WORK REQUEST
Each line of the data must be written out again verbatim; no image belongs in the copy.

DATA IN THIS EXERCISE
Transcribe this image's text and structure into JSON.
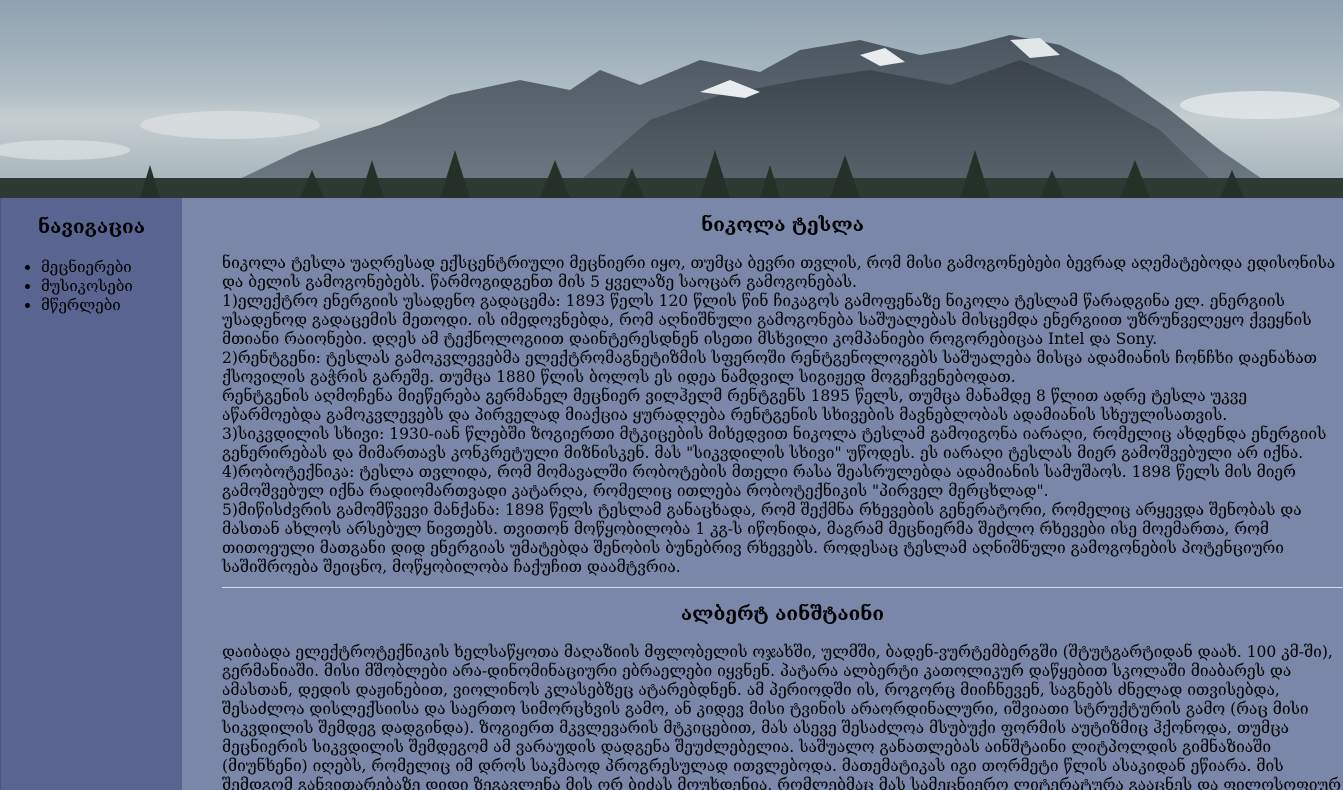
{
  "sidebar": {
    "title": "ნავიგაცია",
    "items": [
      {
        "label": "მეცნიერები"
      },
      {
        "label": "მუსიკოსები"
      },
      {
        "label": "მწერლები"
      }
    ]
  },
  "articles": [
    {
      "title": "ნიკოლა ტესლა",
      "paragraphs": [
        "ნიკოლა ტესლა უაღრესად ექსცენტრიული მეცნიერი იყო, თუმცა ბევრი თვლის, რომ მისი გამოგონებები ბევრად აღემატებოდა ედისონისა და ბელის გამოგონებებს. წარმოგიდგენთ მის 5 ყველაზე საოცარ გამოგონებას.",
        "1)ელექტრო ენერგიის უსადენო გადაცემა: 1893 წელს 120 წლის წინ ჩიკაგოს გამოფენაზე ნიკოლა ტესლამ წარადგინა ელ. ენერგიის უსადენოდ გადაცემის მეთოდი. ის იმედოვნებდა, რომ აღნიშნული გამოგონება საშუალებას მისცემდა ენერგიით უზრუნველეყო ქვეყნის მთიანი რაიონები. დღეს ამ ტექნოლოგიით დაინტერესდნენ ისეთი მსხვილი კომპანიები როგორებიცაა Intel და Sony.",
        "2)რენტგენი: ტესლას გამოკვლევებმა ელექტრომაგნეტიზმის სფეროში რენტგენოლოგებს საშუალება მისცა ადამიანის ჩონჩხი დაენახათ ქსოვილის გაჭრის გარეშე. თუმცა 1880 წლის ბოლოს ეს იდეა ნამდვილ სიგიჟედ მოგეჩვენებოდათ.",
        "რენტგენის აღმოჩენა მიეწერება გერმანელ მეცნიერ ვილჰელმ რენტგენს 1895 წელს, თუმცა მანამდე 8 წლით ადრე ტესლა უკვე აწარმოებდა გამოკვლევებს და პირველად მიაქცია ყურადღება რენტგენის სხივების მავნებლობას ადამიანის სხეულისათვის.",
        "3)სიკვდილის სხივი: 1930-იან წლებში ზოგიერთი მტკიცების მიხედვით ნიკოლა ტესლამ გამოიგონა იარაღი, რომელიც ახდენდა ენერგიის გენერირებას და მიმართავს კონკრეტული მიზნისკენ. მას \"სიკვდილის სხივი\" უწოდეს. ეს იარაღი ტესლას მიერ გამოშვებული არ იქნა.",
        "4)რობოტექნიკა: ტესლა თვლიდა, რომ მომავალში რობოტების მთელი რასა შეასრულებდა ადამიანის სამუშაოს. 1898 წელს მის მიერ გამოშვებულ იქნა რადიომართვადი კატარღა, რომელიც ითლება რობოტექნიკის \"პირველ მერცხლად\".",
        "5)მიწისძვრის გამომწვევი მანქანა: 1898 წელს ტესლამ განაცხადა, რომ შექმნა რხევების გენერატორი, რომელიც არყევდა შენობას და მასთან ახლოს არსებულ ნივთებს. თვითონ მოწყობილობა 1 კგ-ს იწონიდა, მაგრამ მეცნიერმა შეძლო რხევები ისე მოემართა, რომ თითოეული მათგანი დიდ ენერგიას უმატებდა შენობის ბუნებრივ რხევებს. როდესაც ტესლამ აღნიშნული გამოგონების პოტენციური საშიშროება შეიცნო, მოწყობილობა ჩაქუჩით დაამტვრია."
      ]
    },
    {
      "title": "ალბერტ აინშტაინი",
      "paragraphs": [
        "დაიბადა ელექტროტექნიკის ხელსაწყოთა მაღაზიის მფლობელის ოჯახში, ულმში, ბადენ-ვურტემბერგში (შტუტგარტიდან დაახ. 100 კმ-ში), გერმანიაში. მისი მშობლები არა-დინომინაციური ებრაელები იყვნენ. პატარა ალბერტი კათოლიკურ დაწყებით სკოლაში მიაბარეს და ამასთან, დედის დაჟინებით, ვიოლინოს კლასებზეც ატარებდნენ. ამ პერიოდში ის, როგორც მიიჩნევენ, საგნებს ძნელად ითვისებდა, შესაძლოა დისლექსიისა და საერთო სიმორცხვის გამო, ან კიდევ მისი ტვინის არაორდინალური, იშვიათი სტრუქტურის გამო (რაც მისი სიკვდილის შემდეგ დადგინდა). ზოგიერთ მკვლევარის მტკიცებით, მას ასევე შესაძლოა მსუბუქი ფორმის აუტიზმიც ჰქონოდა, თუმცა მეცნიერის სიკვდილის შემდეგომ ამ ვარაუდის დადგენა შეუძლებელია. საშუალო განათლებას აინშტაინი ლიტპოლდის გიმნაზიაში (მიუნხენი) იღებს, რომელიც იმ დროს საკმაოდ პროგრესულად ითვლებოდა. მათემატიკას იგი თორმეტი წლის ასაკიდან ეწიარა. მის შემდგომ განვითარებაზე დიდი ზეგავლენა მის ორ ბიძას მოუხდენია, რომლებმაც მას სამეცნიერო ლიტერატურა გააცნეს და ფილოსოფიურ წიგნებსაც აკითხებდნენ."
      ]
    }
  ]
}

RESULT
Transcribe this image's text and structure into JSON.
{
  "sidebar": {
    "title": "ნავიგაცია",
    "items": [
      {
        "label": "მეცნიერები"
      },
      {
        "label": "მუსიკოსები"
      },
      {
        "label": "მწერლები"
      }
    ]
  },
  "articles": [
    {
      "title": "ნიკოლა ტესლა",
      "paragraphs": [
        "ნიკოლა ტესლა უაღრესად ექსცენტრიული მეცნიერი იყო, თუმცა ბევრი თვლის, რომ მისი გამოგონებები ბევრად აღემატებოდა ედისონისა და ბელის გამოგონებებს. წარმოგიდგენთ მის 5 ყველაზე საოცარ გამოგონებას.",
        "1)ელექტრო ენერგიის უსადენო გადაცემა: 1893 წელს 120 წლის წინ ჩიკაგოს გამოფენაზე ნიკოლა ტესლამ წარადგინა ელ. ენერგიის უსადენოდ გადაცემის მეთოდი. ის იმედოვნებდა, რომ აღნიშნული გამოგონება საშუალებას მისცემდა ენერგიით უზრუნველეყო ქვეყნის მთიანი რაიონები. დღეს ამ ტექნოლოგიით დაინტერესდნენ ისეთი მსხვილი კომპანიები როგორებიცაა Intel და Sony.",
        "2)რენტგენი: ტესლას გამოკვლევებმა ელექტრომაგნეტიზმის სფეროში რენტგენოლოგებს საშუალება მისცა ადამიანის ჩონჩხი დაენახათ ქსოვილის გაჭრის გარეშე. თუმცა 1880 წლის ბოლოს ეს იდეა ნამდვილ სიგიჟედ მოგეჩვენებოდათ.",
        "რენტგენის აღმოჩენა მიეწერება გერმანელ მეცნიერ ვილჰელმ რენტგენს 1895 წელს, თუმცა მანამდე 8 წლით ადრე ტესლა უკვე აწარმოებდა გამოკვლევებს და პირველად მიაქცია ყურადღება რენტგენის სხივების მავნებლობას ადამიანის სხეულისათვის.",
        "3)სიკვდილის სხივი: 1930-იან წლებში ზოგიერთი მტკიცების მიხედვით ნიკოლა ტესლამ გამოიგონა იარაღი, რომელიც ახდენდა ენერგიის გენერირებას და მიმართავს კონკრეტული მიზნისკენ. მას \"სიკვდილის სხივი\" უწოდეს. ეს იარაღი ტესლას მიერ გამოშვებული არ იქნა.",
        "4)რობოტექნიკა: ტესლა თვლიდა, რომ მომავალში რობოტების მთელი რასა შეასრულებდა ადამიანის სამუშაოს. 1898 წელს მის მიერ გამოშვებულ იქნა რადიომართვადი კატარღა, რომელიც ითლება რობოტექნიკის \"პირველ მერცხლად\".",
        "5)მიწისძვრის გამომწვევი მანქანა: 1898 წელს ტესლამ განაცხადა, რომ შექმნა რხევების გენერატორი, რომელიც არყევდა შენობას და მასთან ახლოს არსებულ ნივთებს. თვითონ მოწყობილობა 1 კგ-ს იწონიდა, მაგრამ მეცნიერმა შეძლო რხევები ისე მოემართა, რომ თითოეული მათგანი დიდ ენერგიას უმატებდა შენობის ბუნებრივ რხევებს. როდესაც ტესლამ აღნიშნული გამოგონების პოტენციური საშიშროება შეიცნო, მოწყობილობა ჩაქუჩით დაამტვრია."
      ]
    },
    {
      "title": "ალბერტ აინშტაინი",
      "paragraphs": [
        "დაიბადა ელექტროტექნიკის ხელსაწყოთა მაღაზიის მფლობელის ოჯახში, ულმში, ბადენ-ვურტემბერგში (შტუტგარტიდან დაახ. 100 კმ-ში), გერმანიაში. მისი მშობლები არა-დინომინაციური ებრაელები იყვნენ. პატარა ალბერტი კათოლიკურ დაწყებით სკოლაში მიაბარეს და ამასთან, დედის დაჟინებით, ვიოლინოს კლასებზეც ატარებდნენ. ამ პერიოდში ის, როგორც მიიჩნევენ, საგნებს ძნელად ითვისებდა, შესაძლოა დისლექსიისა და საერთო სიმორცხვის გამო, ან კიდევ მისი ტვინის არაორდინალური, იშვიათი სტრუქტურის გამო (რაც მისი სიკვდილის შემდეგ დადგინდა). ზოგიერთ მკვლევარის მტკიცებით, მას ასევე შესაძლოა მსუბუქი ფორმის აუტიზმიც ჰქონოდა, თუმცა მეცნიერის სიკვდილის შემდეგომ ამ ვარაუდის დადგენა შეუძლებელია. საშუალო განათლებას აინშტაინი ლიტპოლდის გიმნაზიაში (მიუნხენი) იღებს, რომელიც იმ დროს საკმაოდ პროგრესულად ითვლებოდა. მათემატიკას იგი თორმეტი წლის ასაკიდან ეწიარა. მის შემდგომ განვითარებაზე დიდი ზეგავლენა მის ორ ბიძას მოუხდენია, რომლებმაც მას სამეცნიერო ლიტერატურა გააცნეს და ფილოსოფიურ წიგნებსაც აკითხებდნენ."
      ]
    }
  ]
}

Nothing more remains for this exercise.